* Try it *
What lines of the data below hold the string "JSON"? Copy each one.

Start of Block

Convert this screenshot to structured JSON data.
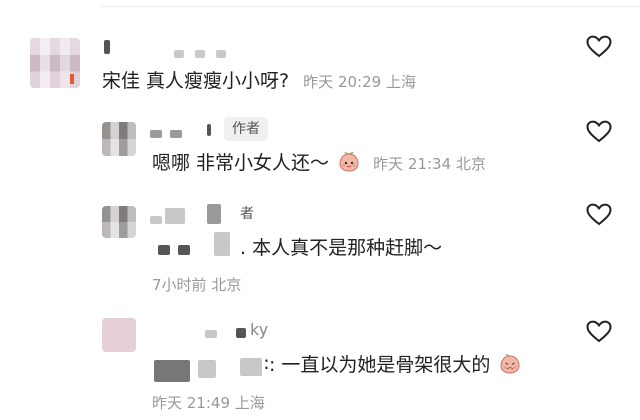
{
  "comments": [
    {
      "text": "宋佳  真人瘦瘦小小呀?",
      "time": "昨天 20:29",
      "location": "上海"
    },
    {
      "author_tag": "作者",
      "text": "嗯哪  非常小女人还～",
      "emoji": "peach-face-emoji",
      "time": "昨天 21:34",
      "location": "北京"
    },
    {
      "author_tag_partial": "者",
      "text": ". 本人真不是那种赶脚～",
      "time": "7小时前",
      "location": "北京"
    },
    {
      "handle_suffix": "ky",
      "text": "∶: 一直以为她是骨架很大的",
      "emoji": "peach-worried-emoji",
      "time": "昨天 21:49",
      "location": "上海"
    }
  ],
  "icons": {
    "like": "heart-outline-icon"
  },
  "colors": {
    "text": "#222222",
    "meta": "#999999",
    "tag_bg": "#f0f0f0",
    "peach": "#f3b7a7"
  }
}
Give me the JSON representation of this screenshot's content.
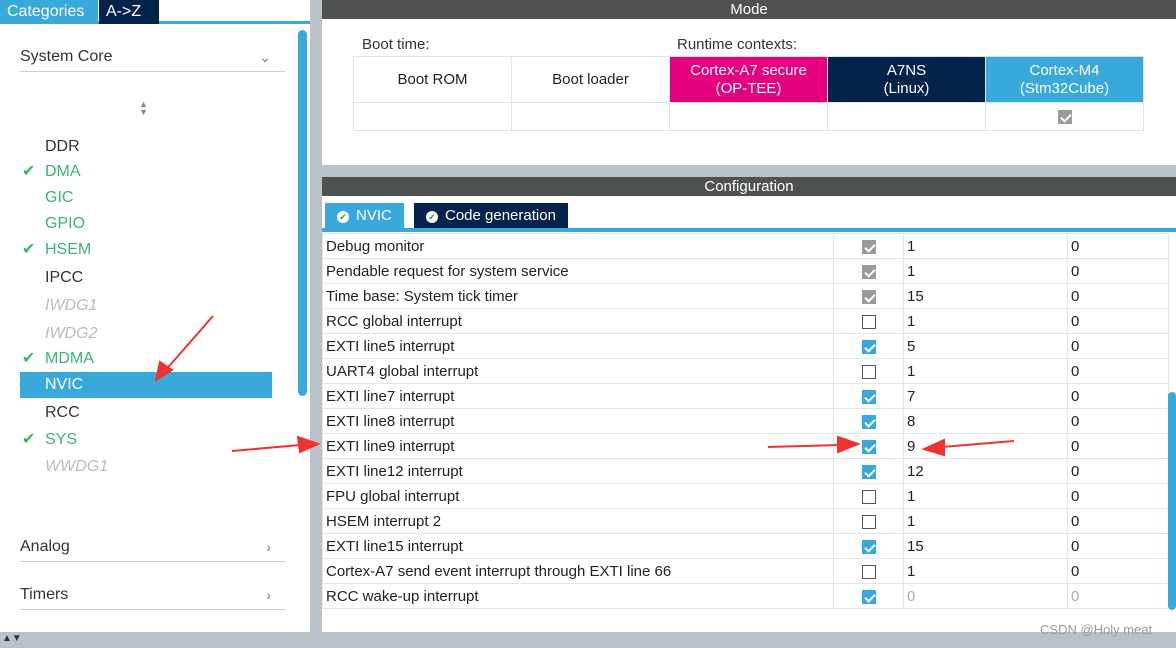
{
  "sidebar": {
    "tabs": [
      {
        "label": "Categories",
        "active": true
      },
      {
        "label": "A->Z",
        "active": false
      }
    ],
    "categories": [
      {
        "label": "System Core",
        "expanded": true
      },
      {
        "label": "Analog",
        "expanded": false
      },
      {
        "label": "Timers",
        "expanded": false
      }
    ],
    "items": [
      {
        "label": "DDR",
        "state": "normal",
        "checked": false
      },
      {
        "label": "DMA",
        "state": "green",
        "checked": true
      },
      {
        "label": "GIC",
        "state": "green",
        "checked": false
      },
      {
        "label": "GPIO",
        "state": "green",
        "checked": false
      },
      {
        "label": "HSEM",
        "state": "green",
        "checked": true
      },
      {
        "label": "IPCC",
        "state": "normal",
        "checked": false
      },
      {
        "label": "IWDG1",
        "state": "disabled",
        "checked": false
      },
      {
        "label": "IWDG2",
        "state": "disabled",
        "checked": false
      },
      {
        "label": "MDMA",
        "state": "green",
        "checked": true
      },
      {
        "label": "NVIC",
        "state": "selected",
        "checked": false
      },
      {
        "label": "RCC",
        "state": "normal",
        "checked": false
      },
      {
        "label": "SYS",
        "state": "green",
        "checked": true
      },
      {
        "label": "WWDG1",
        "state": "disabled",
        "checked": false
      }
    ]
  },
  "mode": {
    "title": "Mode",
    "boot_time_label": "Boot time:",
    "runtime_label": "Runtime contexts:",
    "columns": [
      {
        "line1": "Boot ROM",
        "line2": "",
        "color": "#ffffff",
        "checked": null
      },
      {
        "line1": "Boot loader",
        "line2": "",
        "color": "#ffffff",
        "checked": null
      },
      {
        "line1": "Cortex-A7 secure",
        "line2": "(OP-TEE)",
        "color": "#e4007f",
        "checked": null
      },
      {
        "line1": "A7NS",
        "line2": "(Linux)",
        "color": "#03234b",
        "checked": null
      },
      {
        "line1": "Cortex-M4",
        "line2": "(Stm32Cube)",
        "color": "#39a9dc",
        "checked": true
      }
    ]
  },
  "configuration": {
    "title": "Configuration",
    "tabs": [
      {
        "label": "NVIC",
        "active": true
      },
      {
        "label": "Code generation",
        "active": false
      }
    ],
    "rows": [
      {
        "name": "Debug monitor",
        "enabled": "disabled",
        "priority": "1",
        "sub": "0"
      },
      {
        "name": "Pendable request for system service",
        "enabled": "disabled",
        "priority": "1",
        "sub": "0"
      },
      {
        "name": "Time base: System tick timer",
        "enabled": "disabled",
        "priority": "15",
        "sub": "0"
      },
      {
        "name": "RCC global interrupt",
        "enabled": "off",
        "priority": "1",
        "sub": "0"
      },
      {
        "name": "EXTI line5 interrupt",
        "enabled": "on",
        "priority": "5",
        "sub": "0"
      },
      {
        "name": "UART4 global interrupt",
        "enabled": "off",
        "priority": "1",
        "sub": "0"
      },
      {
        "name": "EXTI line7 interrupt",
        "enabled": "on",
        "priority": "7",
        "sub": "0"
      },
      {
        "name": "EXTI line8 interrupt",
        "enabled": "on",
        "priority": "8",
        "sub": "0"
      },
      {
        "name": "EXTI line9 interrupt",
        "enabled": "on",
        "priority": "9",
        "sub": "0"
      },
      {
        "name": "EXTI line12 interrupt",
        "enabled": "on",
        "priority": "12",
        "sub": "0"
      },
      {
        "name": "FPU global interrupt",
        "enabled": "off",
        "priority": "1",
        "sub": "0"
      },
      {
        "name": "HSEM interrupt 2",
        "enabled": "off",
        "priority": "1",
        "sub": "0"
      },
      {
        "name": "EXTI line15 interrupt",
        "enabled": "on",
        "priority": "15",
        "sub": "0"
      },
      {
        "name": "Cortex-A7 send event interrupt through EXTI line 66",
        "enabled": "off",
        "priority": "1",
        "sub": "0"
      },
      {
        "name": "RCC wake-up interrupt",
        "enabled": "on",
        "priority": "0",
        "sub": "0",
        "greyed": true
      }
    ]
  },
  "watermark": "CSDN @Holy meat",
  "colors": {
    "accent": "#39a9dc",
    "header": "#505251",
    "navy": "#03234b",
    "magenta": "#e4007f",
    "green": "#3cb371",
    "annotation": "#ee3333"
  }
}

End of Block

* Exercise answer *
Convert this screenshot to structured JSON data.
Give me the JSON representation of this screenshot's content.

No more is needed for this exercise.